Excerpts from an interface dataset
☆ ☆ ☆
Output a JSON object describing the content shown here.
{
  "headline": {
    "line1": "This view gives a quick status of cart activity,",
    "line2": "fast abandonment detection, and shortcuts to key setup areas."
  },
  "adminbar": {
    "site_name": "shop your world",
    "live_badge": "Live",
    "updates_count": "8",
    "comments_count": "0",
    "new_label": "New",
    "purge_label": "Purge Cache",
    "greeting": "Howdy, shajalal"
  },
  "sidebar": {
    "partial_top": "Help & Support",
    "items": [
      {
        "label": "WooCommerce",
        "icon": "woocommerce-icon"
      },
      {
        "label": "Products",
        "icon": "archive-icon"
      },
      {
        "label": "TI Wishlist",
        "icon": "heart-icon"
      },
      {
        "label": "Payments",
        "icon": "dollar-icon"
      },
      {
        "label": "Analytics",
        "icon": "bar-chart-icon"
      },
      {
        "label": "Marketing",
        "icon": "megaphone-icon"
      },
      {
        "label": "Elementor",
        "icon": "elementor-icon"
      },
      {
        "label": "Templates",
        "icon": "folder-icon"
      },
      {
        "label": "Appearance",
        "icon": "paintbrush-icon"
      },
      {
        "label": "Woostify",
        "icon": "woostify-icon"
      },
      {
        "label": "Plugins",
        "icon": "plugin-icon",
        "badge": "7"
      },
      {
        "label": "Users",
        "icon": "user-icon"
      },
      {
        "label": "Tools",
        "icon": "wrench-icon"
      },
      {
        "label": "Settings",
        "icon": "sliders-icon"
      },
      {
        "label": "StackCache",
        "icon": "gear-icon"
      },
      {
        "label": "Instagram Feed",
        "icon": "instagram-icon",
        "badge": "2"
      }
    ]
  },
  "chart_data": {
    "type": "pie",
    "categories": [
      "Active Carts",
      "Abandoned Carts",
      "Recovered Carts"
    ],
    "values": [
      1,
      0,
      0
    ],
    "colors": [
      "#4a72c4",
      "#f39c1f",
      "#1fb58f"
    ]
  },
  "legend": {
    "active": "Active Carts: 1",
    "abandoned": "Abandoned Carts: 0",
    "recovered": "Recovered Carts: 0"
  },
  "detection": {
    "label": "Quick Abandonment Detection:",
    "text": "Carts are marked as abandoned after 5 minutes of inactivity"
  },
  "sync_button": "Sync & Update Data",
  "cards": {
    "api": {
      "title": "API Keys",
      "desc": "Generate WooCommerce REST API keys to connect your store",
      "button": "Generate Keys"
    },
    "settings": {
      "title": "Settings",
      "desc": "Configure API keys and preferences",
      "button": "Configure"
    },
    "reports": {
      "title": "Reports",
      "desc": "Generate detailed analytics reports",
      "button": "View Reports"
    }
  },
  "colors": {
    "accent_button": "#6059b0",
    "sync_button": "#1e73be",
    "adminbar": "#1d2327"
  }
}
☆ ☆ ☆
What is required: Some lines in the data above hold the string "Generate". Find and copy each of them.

Task result:
      "desc": "Generate WooCommerce REST API keys to connect your store",
      "button": "Generate Keys"
      "desc": "Generate detailed analytics reports",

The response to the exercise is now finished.